◆ Exercise brief: Present each line of the entries below that holds the word "title".

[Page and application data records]

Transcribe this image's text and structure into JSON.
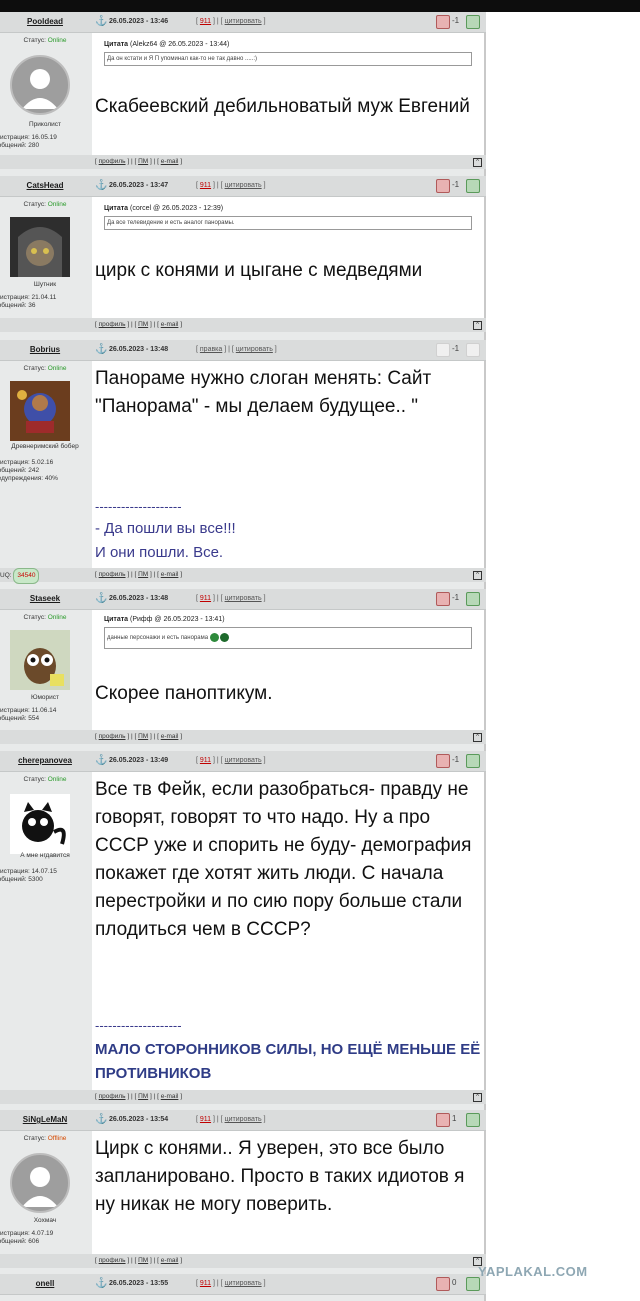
{
  "watermark": "YAPLAKAL.COM",
  "posts": [
    {
      "user": "Pooldead",
      "date": "26.05.2023 - 13:46",
      "link_a": "911",
      "link_b": "цитировать",
      "score": "-1",
      "status_label": "Статус:",
      "status": "Online",
      "title": "Приколист",
      "meta1": "егистрация: 16.05.19",
      "meta2": "ообщений: 280",
      "quote_label": "Цитата",
      "quote_meta": "(Alekz64 @ 26.05.2023 - 13:44)",
      "quote_text": "Да он кстати и Я П упоминал как-то не так давно .....:)",
      "message": "Скабеевский дебильноватый муж Евгений"
    },
    {
      "user": "CatsHead",
      "date": "26.05.2023 - 13:47",
      "link_a": "911",
      "link_b": "цитировать",
      "score": "-1",
      "status_label": "Статус:",
      "status": "Online",
      "title": "Шутник",
      "meta1": "егистрация: 21.04.11",
      "meta2": "ообщений: 36",
      "quote_label": "Цитата",
      "quote_meta": "(corcel @ 26.05.2023 - 12:39)",
      "quote_text": "Да все телевидение и есть аналог панорамы.",
      "message": "цирк с конями и цыгане с медведями"
    },
    {
      "user": "Bobrius",
      "date": "26.05.2023 - 13:48",
      "link_a": "правка",
      "link_b": "цитировать",
      "score": "-1",
      "status_label": "Статус:",
      "status": "Online",
      "title": "Древнеримский бобер",
      "meta1": "егистрация: 5.02.16",
      "meta2": "ообщений: 242",
      "meta3": "редупреждения: 40%",
      "message": "Панораме нужно слоган менять: Сайт \"Панорама\" - мы делаем будущее.. \"",
      "sig_line": "--------------------",
      "sig1": "- Да пошли вы все!!!",
      "sig2": "И они пошли. Все.",
      "uq_label": "UQ:",
      "uq_value": "34540"
    },
    {
      "user": "Staseek",
      "date": "26.05.2023 - 13:48",
      "link_a": "911",
      "link_b": "цитировать",
      "score": "-1",
      "status_label": "Статус:",
      "status": "Online",
      "title": "Юморист",
      "meta1": "егистрация: 11.06.14",
      "meta2": "ообщений: 554",
      "quote_label": "Цитата",
      "quote_meta": "(Рифф @ 26.05.2023 - 13:41)",
      "quote_text": "данные персонажи и есть панорама",
      "message": "Скорее паноптикум."
    },
    {
      "user": "cherepanovea",
      "date": "26.05.2023 - 13:49",
      "link_a": "911",
      "link_b": "цитировать",
      "score": "-1",
      "status_label": "Статус:",
      "status": "Online",
      "title": "А мне нгдавится",
      "meta1": "егистрация: 14.07.15",
      "meta2": "ообщений: 5300",
      "message": "Все тв Фейк, если разобраться- правду не говорят, говорят то что надо. Ну а про СССР уже и спорить не буду- демография покажет где хотят жить люди. С начала перестройки и по сию пору больше стали плодиться чем в СССР?",
      "sig_line": "--------------------",
      "sig1": "МАЛО СТОРОННИКОВ СИЛЫ, НО ЕЩЁ МЕНЬШЕ ЕЁ ПРОТИВНИКОВ"
    },
    {
      "user": "SiNgLeMaN",
      "date": "26.05.2023 - 13:54",
      "link_a": "911",
      "link_b": "цитировать",
      "score": "1",
      "status_label": "Статус:",
      "status": "Offline",
      "title": "Хохмач",
      "meta1": "егистрация: 4.07.19",
      "meta2": "ообщений: 606",
      "message": "Цирк с конями.. Я уверен, это все было запланировано. Просто в таких идиотов я ну никак не могу поверить."
    },
    {
      "user": "onell",
      "date": "26.05.2023 - 13:55",
      "link_a": "911",
      "link_b": "цитировать",
      "score": "0"
    }
  ],
  "footer": {
    "profile": "профиль",
    "pm": "ПМ",
    "email": "e-mail"
  }
}
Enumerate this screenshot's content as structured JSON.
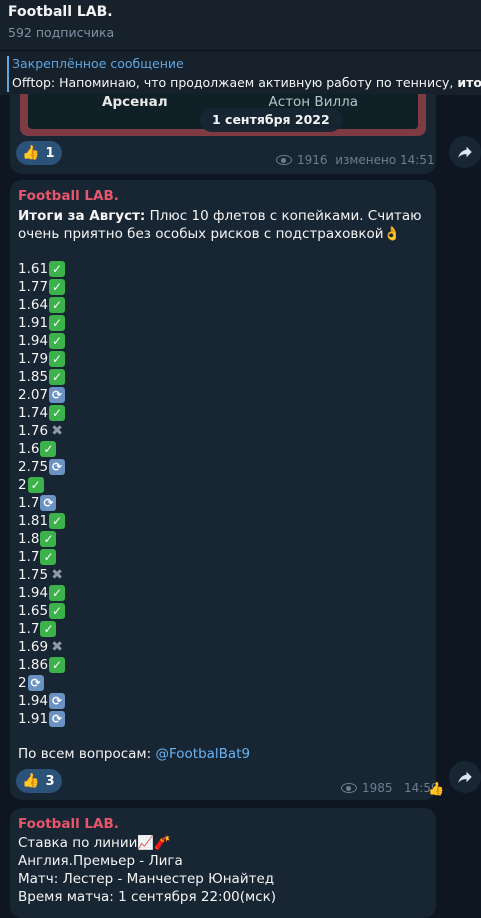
{
  "channel": {
    "title": "Football LAB.",
    "subscribers": "592 подписчика"
  },
  "pinned": {
    "title": "Закреплённое сообщение",
    "text_prefix": "Offtop:  Напоминаю, что продолжаем активную работу по теннису,",
    "text_bold": "итоги"
  },
  "prev_message": {
    "team_home": "Арсенал",
    "team_away": "Астон Вилла",
    "date_pill": "1 сентября 2022",
    "reaction_emoji": "👍",
    "reaction_count": "1",
    "views": "1916",
    "status": "изменено 14:51"
  },
  "message": {
    "author": "Football LAB.",
    "intro_bold": "Итоги за Август:",
    "intro_text": "  Плюс 10 флетов с копейками. Считаю очень приятно без особых рисков с подстраховкой👌",
    "odds": [
      {
        "value": "1.61",
        "result": "win"
      },
      {
        "value": "1.77",
        "result": "win"
      },
      {
        "value": "1.64",
        "result": "win"
      },
      {
        "value": "1.91",
        "result": "win"
      },
      {
        "value": "1.94",
        "result": "win"
      },
      {
        "value": "1.79",
        "result": "win"
      },
      {
        "value": "1.85",
        "result": "win"
      },
      {
        "value": "2.07",
        "result": "return"
      },
      {
        "value": "1.74",
        "result": "win"
      },
      {
        "value": "1.76",
        "result": "loss"
      },
      {
        "value": "1.6",
        "result": "win"
      },
      {
        "value": "2.75",
        "result": "return"
      },
      {
        "value": "2",
        "result": "win"
      },
      {
        "value": "1.7",
        "result": "return"
      },
      {
        "value": "1.81",
        "result": "win"
      },
      {
        "value": "1.8",
        "result": "win"
      },
      {
        "value": "1.7",
        "result": "win"
      },
      {
        "value": "1.75",
        "result": "loss"
      },
      {
        "value": "1.94",
        "result": "win"
      },
      {
        "value": "1.65",
        "result": "win"
      },
      {
        "value": "1.7",
        "result": "win"
      },
      {
        "value": "1.69",
        "result": "loss"
      },
      {
        "value": "1.86",
        "result": "win"
      },
      {
        "value": "2",
        "result": "return"
      },
      {
        "value": "1.94",
        "result": "return"
      },
      {
        "value": "1.91",
        "result": "return"
      }
    ],
    "contact_label": "По всем вопросам:",
    "contact_link": "@FootbalBat9",
    "reaction_emoji": "👍",
    "reaction_count": "3",
    "views": "1985",
    "time": "14:59"
  },
  "next_message": {
    "author": "Football LAB.",
    "line1": "Ставка по линии📈🧨",
    "line2": "Англия.Премьер - Лига",
    "line3": "Матч: Лестер - Манчестер Юнайтед",
    "line4": "Время матча: 1 сентября 22:00(мск)"
  },
  "colors": {
    "background": "#0e1621",
    "bubble": "#182533",
    "accent": "#5fa6e0",
    "author": "#e7566b",
    "win": "#3bb34a",
    "return": "#6a93c4"
  },
  "icons": {
    "share": "share-arrow-icon",
    "views": "eye-icon",
    "win": "check-mark-icon",
    "return": "refresh-icon",
    "loss": "cross-mark-icon"
  }
}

◆ Output of the task:
      "title": "Приколист",
      "title": "Шутник",
      "title": "Древнеримский бобер",
      "title": "Юморист",
      "title": "А мне нгдавится",
      "title": "Хохмач",
    "title": "Football LAB.",
    "title": "Закреплённое сообщение",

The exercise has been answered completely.